___ WORKING DATA ___

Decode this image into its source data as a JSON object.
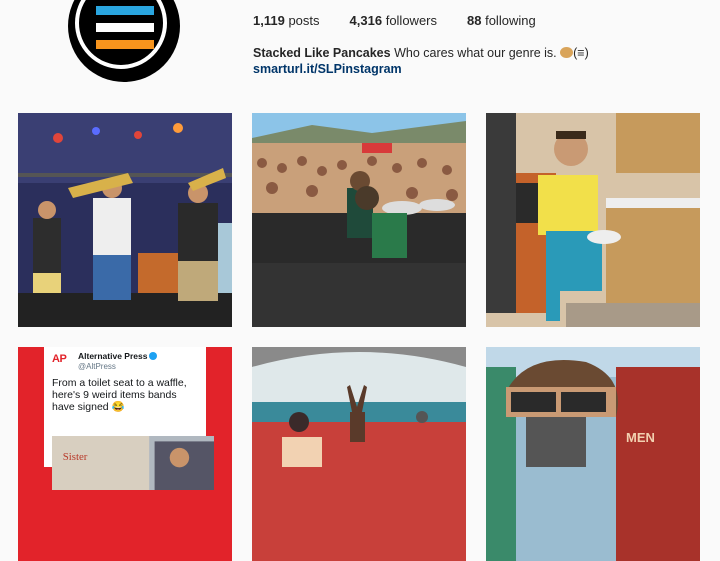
{
  "profile": {
    "avatar_icon": "stacked-stripes-logo",
    "colors": {
      "stripe_top": "#2aa6e0",
      "stripe_middle": "#ffffff",
      "stripe_bottom": "#f7941d"
    }
  },
  "stats": {
    "posts_count": "1,119",
    "posts_label": "posts",
    "followers_count": "4,316",
    "followers_label": "followers",
    "following_count": "88",
    "following_label": "following"
  },
  "bio": {
    "name": "Stacked Like Pancakes",
    "text": "Who cares what our genre is.",
    "trailing": "(≡)",
    "link": "smarturl.it/SLPinstagram"
  },
  "tweet": {
    "logo": "AP",
    "account_name": "Alternative Press",
    "handle": "@AltPress",
    "text": "From a toilet seat to a waffle, here's 9 weird items bands have signed 😂"
  },
  "grid_posts": [
    {
      "content": "band-playing-trombones-on-stage"
    },
    {
      "content": "drummer-performing-to-festival-crowd"
    },
    {
      "content": "man-in-yellow-shirt-with-pancakes"
    },
    {
      "content": "alternative-press-tweet-screenshot"
    },
    {
      "content": "singer-with-arms-raised-festival"
    },
    {
      "content": "person-with-sunglasses-mural"
    }
  ]
}
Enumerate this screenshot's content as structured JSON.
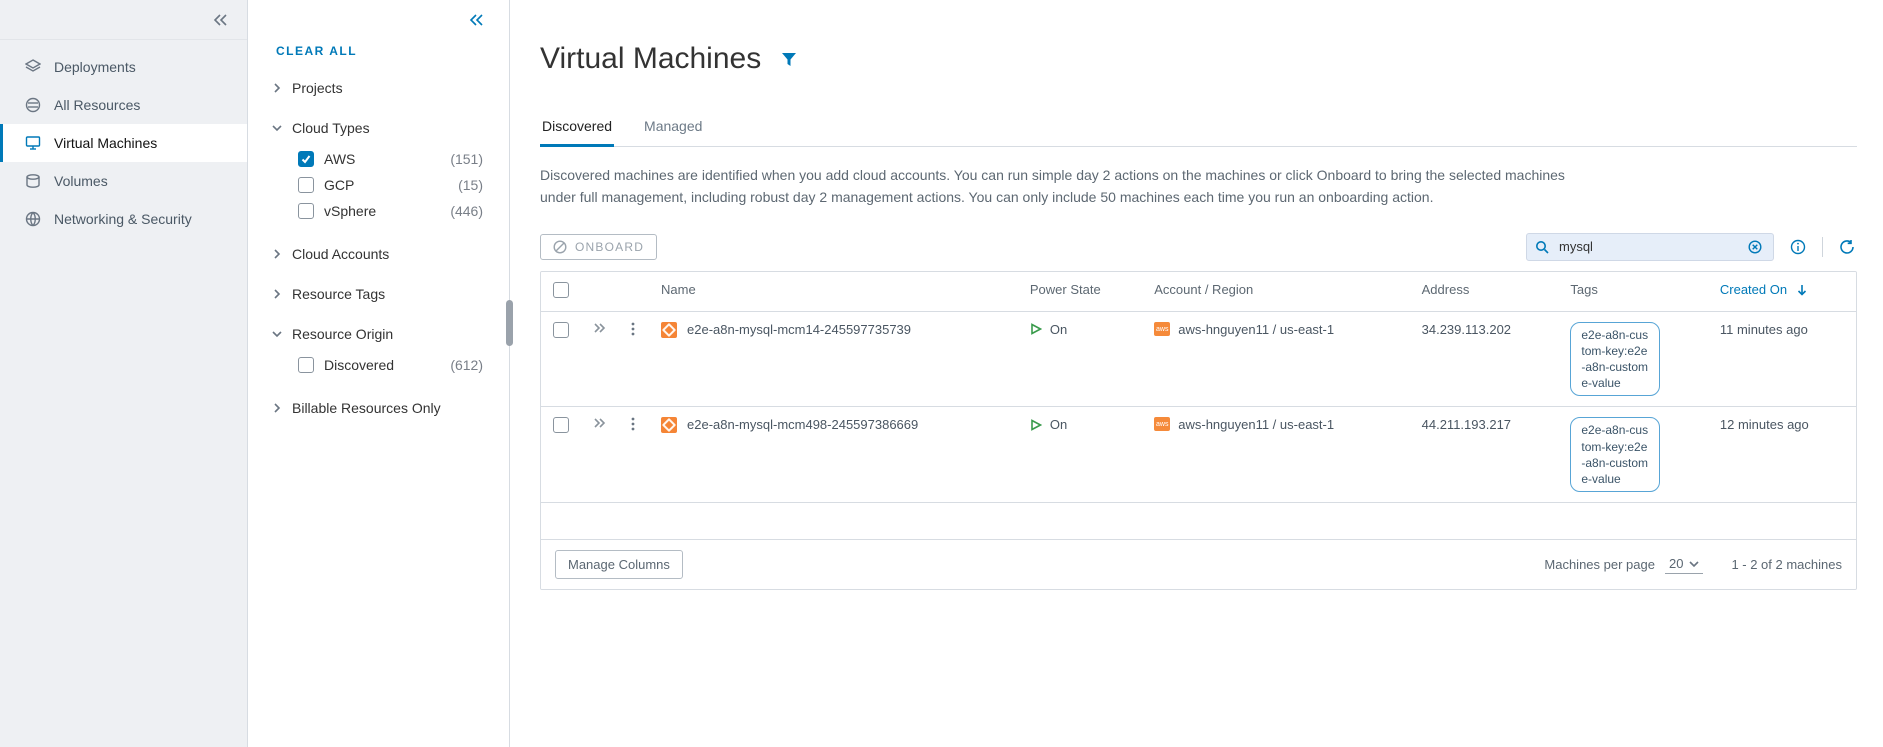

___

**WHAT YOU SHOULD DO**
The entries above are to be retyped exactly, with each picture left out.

**ANSWER**
Decode this image into its source data as a JSON object.
{
  "profile": {
    "avatar_icon": "stacked-stripes-logo",
    "colors": {
      "stripe_top": "#2aa6e0",
      "stripe_middle": "#ffffff",
      "stripe_bottom": "#f7941d"
    }
  },
  "stats": {
    "posts_count": "1,119",
    "posts_label": "posts",
    "followers_count": "4,316",
    "followers_label": "followers",
    "following_count": "88",
    "following_label": "following"
  },
  "bio": {
    "name": "Stacked Like Pancakes",
    "text": "Who cares what our genre is.",
    "trailing": "(≡)",
    "link": "smarturl.it/SLPinstagram"
  },
  "tweet": {
    "logo": "AP",
    "account_name": "Alternative Press",
    "handle": "@AltPress",
    "text": "From a toilet seat to a waffle, here's 9 weird items bands have signed 😂"
  },
  "grid_posts": [
    {
      "content": "band-playing-trombones-on-stage"
    },
    {
      "content": "drummer-performing-to-festival-crowd"
    },
    {
      "content": "man-in-yellow-shirt-with-pancakes"
    },
    {
      "content": "alternative-press-tweet-screenshot"
    },
    {
      "content": "singer-with-arms-raised-festival"
    },
    {
      "content": "person-with-sunglasses-mural"
    }
  ]
}
Enumerate this screenshot's content as structured JSON.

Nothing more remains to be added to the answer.